The results of the two and a half year study have been published in Nature on-line today.
Study co-author, University of Otago research fellow from the Department of Psychology, Anatomy and Structural Biology, Dr Andrew Clarkson, says human trials using drug compounds, known to enhance cognition that are currently being trialled in people with learning difficulties, could potentially begin within two years.
In the first study of its kind, Dr Clarkson and his colleagues found that the compound, when administered to mice via a slow-release pump implanted under the skin over a six week period, would re-activate neurons in the brain responsible for limb function. The neurons initially appeared to be dead or dormant after a stroke.
Treatment of the mice was begun three days after the stroke event, which in human terms equates to about three weeks.
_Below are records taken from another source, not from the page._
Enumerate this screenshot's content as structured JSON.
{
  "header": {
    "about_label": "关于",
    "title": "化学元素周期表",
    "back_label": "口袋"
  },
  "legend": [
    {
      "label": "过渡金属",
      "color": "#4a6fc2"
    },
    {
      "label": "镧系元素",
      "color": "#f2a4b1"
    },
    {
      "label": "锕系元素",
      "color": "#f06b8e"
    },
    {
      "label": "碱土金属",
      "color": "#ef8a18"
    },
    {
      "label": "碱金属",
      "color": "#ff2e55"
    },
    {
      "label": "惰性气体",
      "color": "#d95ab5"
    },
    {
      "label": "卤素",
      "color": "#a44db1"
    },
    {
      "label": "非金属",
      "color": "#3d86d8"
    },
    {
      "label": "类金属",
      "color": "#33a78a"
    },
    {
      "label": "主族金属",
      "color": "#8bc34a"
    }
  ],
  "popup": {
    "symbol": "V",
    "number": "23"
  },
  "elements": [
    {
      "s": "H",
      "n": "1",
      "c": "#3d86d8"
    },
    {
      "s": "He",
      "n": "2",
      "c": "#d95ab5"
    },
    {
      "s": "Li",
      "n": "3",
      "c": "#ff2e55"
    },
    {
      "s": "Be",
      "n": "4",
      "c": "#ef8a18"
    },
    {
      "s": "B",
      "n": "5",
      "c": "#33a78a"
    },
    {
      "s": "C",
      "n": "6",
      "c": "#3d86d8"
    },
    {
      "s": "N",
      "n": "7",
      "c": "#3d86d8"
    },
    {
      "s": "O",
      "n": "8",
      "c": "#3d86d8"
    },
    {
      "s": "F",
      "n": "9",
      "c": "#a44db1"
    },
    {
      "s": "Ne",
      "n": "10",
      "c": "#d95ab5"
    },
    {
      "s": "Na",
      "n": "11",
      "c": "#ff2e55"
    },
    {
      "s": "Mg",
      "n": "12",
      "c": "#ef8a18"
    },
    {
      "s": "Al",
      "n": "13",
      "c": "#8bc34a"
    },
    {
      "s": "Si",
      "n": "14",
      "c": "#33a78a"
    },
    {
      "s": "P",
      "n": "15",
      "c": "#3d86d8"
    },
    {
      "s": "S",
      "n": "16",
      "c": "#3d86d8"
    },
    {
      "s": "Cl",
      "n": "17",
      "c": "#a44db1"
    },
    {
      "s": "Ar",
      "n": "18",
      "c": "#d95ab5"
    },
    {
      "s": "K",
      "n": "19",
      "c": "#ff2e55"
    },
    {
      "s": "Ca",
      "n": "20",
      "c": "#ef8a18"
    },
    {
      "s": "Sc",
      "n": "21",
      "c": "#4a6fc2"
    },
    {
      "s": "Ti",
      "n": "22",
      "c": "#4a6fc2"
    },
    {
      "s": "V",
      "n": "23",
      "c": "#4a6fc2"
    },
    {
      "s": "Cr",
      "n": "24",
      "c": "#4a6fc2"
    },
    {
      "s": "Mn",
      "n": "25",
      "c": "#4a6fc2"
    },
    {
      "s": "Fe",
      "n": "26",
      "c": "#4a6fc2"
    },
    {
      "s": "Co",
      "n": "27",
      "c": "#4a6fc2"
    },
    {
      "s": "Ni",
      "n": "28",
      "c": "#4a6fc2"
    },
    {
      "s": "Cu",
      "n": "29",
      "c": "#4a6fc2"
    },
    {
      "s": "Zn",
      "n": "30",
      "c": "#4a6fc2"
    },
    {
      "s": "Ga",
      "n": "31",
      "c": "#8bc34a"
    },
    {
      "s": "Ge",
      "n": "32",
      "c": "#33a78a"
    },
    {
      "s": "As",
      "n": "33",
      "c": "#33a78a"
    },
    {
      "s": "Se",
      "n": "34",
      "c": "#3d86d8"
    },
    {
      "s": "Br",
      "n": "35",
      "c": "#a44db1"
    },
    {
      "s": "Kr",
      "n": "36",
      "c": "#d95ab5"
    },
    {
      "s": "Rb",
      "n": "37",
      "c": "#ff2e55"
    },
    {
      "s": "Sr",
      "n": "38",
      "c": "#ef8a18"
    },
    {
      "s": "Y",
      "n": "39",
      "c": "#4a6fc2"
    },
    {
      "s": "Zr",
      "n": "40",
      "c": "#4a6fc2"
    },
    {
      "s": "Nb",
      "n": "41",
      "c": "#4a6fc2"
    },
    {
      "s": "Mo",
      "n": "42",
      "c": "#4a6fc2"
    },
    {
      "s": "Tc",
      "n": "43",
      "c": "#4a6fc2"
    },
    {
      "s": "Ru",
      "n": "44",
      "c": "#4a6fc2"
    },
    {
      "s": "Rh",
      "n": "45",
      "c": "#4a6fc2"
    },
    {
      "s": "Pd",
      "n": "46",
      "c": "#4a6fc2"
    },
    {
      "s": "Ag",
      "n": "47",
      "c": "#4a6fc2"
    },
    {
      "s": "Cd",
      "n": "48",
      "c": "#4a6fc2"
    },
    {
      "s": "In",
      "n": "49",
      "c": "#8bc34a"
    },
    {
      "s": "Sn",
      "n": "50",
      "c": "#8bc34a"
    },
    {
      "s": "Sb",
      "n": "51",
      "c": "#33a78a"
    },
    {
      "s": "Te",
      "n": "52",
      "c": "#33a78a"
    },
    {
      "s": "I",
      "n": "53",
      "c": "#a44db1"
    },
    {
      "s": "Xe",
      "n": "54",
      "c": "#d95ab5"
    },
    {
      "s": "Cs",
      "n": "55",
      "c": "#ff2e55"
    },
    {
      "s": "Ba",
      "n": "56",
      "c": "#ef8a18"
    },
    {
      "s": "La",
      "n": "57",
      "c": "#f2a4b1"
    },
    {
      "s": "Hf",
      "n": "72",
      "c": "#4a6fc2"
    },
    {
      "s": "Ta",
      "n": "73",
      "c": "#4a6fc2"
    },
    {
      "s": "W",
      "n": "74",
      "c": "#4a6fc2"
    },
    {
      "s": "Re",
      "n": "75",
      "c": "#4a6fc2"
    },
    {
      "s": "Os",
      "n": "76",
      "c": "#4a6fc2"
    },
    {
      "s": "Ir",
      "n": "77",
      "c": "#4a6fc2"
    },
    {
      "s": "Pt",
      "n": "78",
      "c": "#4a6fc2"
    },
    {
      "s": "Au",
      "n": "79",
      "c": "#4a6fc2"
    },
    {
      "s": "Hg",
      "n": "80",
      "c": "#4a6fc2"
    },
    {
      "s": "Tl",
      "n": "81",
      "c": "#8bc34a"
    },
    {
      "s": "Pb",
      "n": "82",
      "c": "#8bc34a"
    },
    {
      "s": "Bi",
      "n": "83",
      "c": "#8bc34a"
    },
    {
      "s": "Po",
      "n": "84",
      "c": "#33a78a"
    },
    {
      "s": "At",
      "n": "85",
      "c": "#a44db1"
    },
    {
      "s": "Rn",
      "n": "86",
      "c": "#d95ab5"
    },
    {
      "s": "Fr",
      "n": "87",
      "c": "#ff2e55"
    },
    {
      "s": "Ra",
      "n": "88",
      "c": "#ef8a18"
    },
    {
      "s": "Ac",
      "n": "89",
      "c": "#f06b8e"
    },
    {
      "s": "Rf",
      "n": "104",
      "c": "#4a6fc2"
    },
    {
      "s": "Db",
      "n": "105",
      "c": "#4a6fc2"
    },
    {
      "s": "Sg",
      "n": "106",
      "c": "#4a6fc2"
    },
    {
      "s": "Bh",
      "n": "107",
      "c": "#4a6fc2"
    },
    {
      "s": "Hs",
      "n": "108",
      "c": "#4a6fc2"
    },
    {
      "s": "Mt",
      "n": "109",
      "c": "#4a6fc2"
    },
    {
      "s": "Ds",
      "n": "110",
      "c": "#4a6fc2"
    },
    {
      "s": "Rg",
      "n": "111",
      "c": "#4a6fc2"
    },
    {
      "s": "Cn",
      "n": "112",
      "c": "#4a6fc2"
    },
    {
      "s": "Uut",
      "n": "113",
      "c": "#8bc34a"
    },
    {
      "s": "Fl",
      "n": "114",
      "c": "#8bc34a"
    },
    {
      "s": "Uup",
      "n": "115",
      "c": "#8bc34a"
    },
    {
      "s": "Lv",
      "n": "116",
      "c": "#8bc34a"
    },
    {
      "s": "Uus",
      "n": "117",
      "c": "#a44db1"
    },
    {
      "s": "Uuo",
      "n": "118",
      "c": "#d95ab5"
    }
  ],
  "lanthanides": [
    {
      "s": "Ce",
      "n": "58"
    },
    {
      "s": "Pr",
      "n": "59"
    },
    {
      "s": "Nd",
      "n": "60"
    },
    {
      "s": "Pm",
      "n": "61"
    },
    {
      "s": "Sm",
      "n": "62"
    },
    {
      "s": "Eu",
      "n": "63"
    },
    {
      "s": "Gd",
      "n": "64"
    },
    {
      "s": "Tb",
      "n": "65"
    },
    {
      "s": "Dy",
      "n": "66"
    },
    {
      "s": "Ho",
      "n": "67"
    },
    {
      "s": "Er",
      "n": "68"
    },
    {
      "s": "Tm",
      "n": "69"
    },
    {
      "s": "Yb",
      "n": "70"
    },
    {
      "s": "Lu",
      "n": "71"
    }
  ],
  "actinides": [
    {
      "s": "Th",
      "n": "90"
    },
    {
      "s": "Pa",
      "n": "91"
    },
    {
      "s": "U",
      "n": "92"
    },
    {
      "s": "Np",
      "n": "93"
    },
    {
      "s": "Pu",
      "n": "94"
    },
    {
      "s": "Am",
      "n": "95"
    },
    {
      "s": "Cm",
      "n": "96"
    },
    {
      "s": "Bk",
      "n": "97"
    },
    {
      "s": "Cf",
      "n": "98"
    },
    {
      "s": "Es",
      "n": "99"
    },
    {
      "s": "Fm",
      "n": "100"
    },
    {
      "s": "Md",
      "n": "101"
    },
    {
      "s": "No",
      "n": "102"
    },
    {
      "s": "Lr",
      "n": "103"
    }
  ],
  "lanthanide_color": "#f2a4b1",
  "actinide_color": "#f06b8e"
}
The researchers needed to wait until the initial stroke event was over and the damaged areas surrounding the stroke site had settled into a state of dormancy before administering the compound.
After six weeks of treatment with the drug compound a “dramatic” restoration of mobility of the limbs was then observed. Mice which received the compound consistently regained an extra 50 per cent of gross motor limb mobility.
This was in addition to the 10 to 15 per cent gain in motor function shown normally to occur in mice which are not treated with the drug compound.
“When the compound is given, the dormant neurons fire up again and that leads to telling your limbs to work. At the moment we know this works on gross motor skills, and whether the compound would also lead to greater use of fine motor skills associated with speech, for example, we will hopefully know within the next two years after further research,” Dr Clarkson says.
“This also provides hope for those with traumatic head injuries – the brain mechanisms of repair are similar so there is potential for this to work for them too.”
If successfully tested on humans, the therapy will provide new hope for people who suffer ischemic stroke, which accounts for about 80% of all strokes.
At present, the class of compounds, known as an “extrasynaptic GABA inverse agonists”, are not advanced enough to be used on a prolonged basis in humans as they are known to affect the kidneys. But once this problem has been ironed out, it should be possible for stroke victims to use the drug as part of a trial.
At present, a therapy called transcranial magnetic simulation and/or remedial therapies are the most frequently used means to aid stroke victims to recover function. However, this therapy only manages to restore some ten to 15 per cent of mobility in humans, compared to the potential gains which could be made using the compound.
Dr Clarkson says that when he set out to begin this study, he had wanted to test his hypothesis that the drug could work for stroke victims based on studies indicating that the brain can compensate for the loss of function through relearning. The study‘s co-author is Dr S. Thomas Carmichael from the Department of Neurology, UCLA, California.
Dr Andrew Clarkson
University of Otago
Tel 64 3 479 7326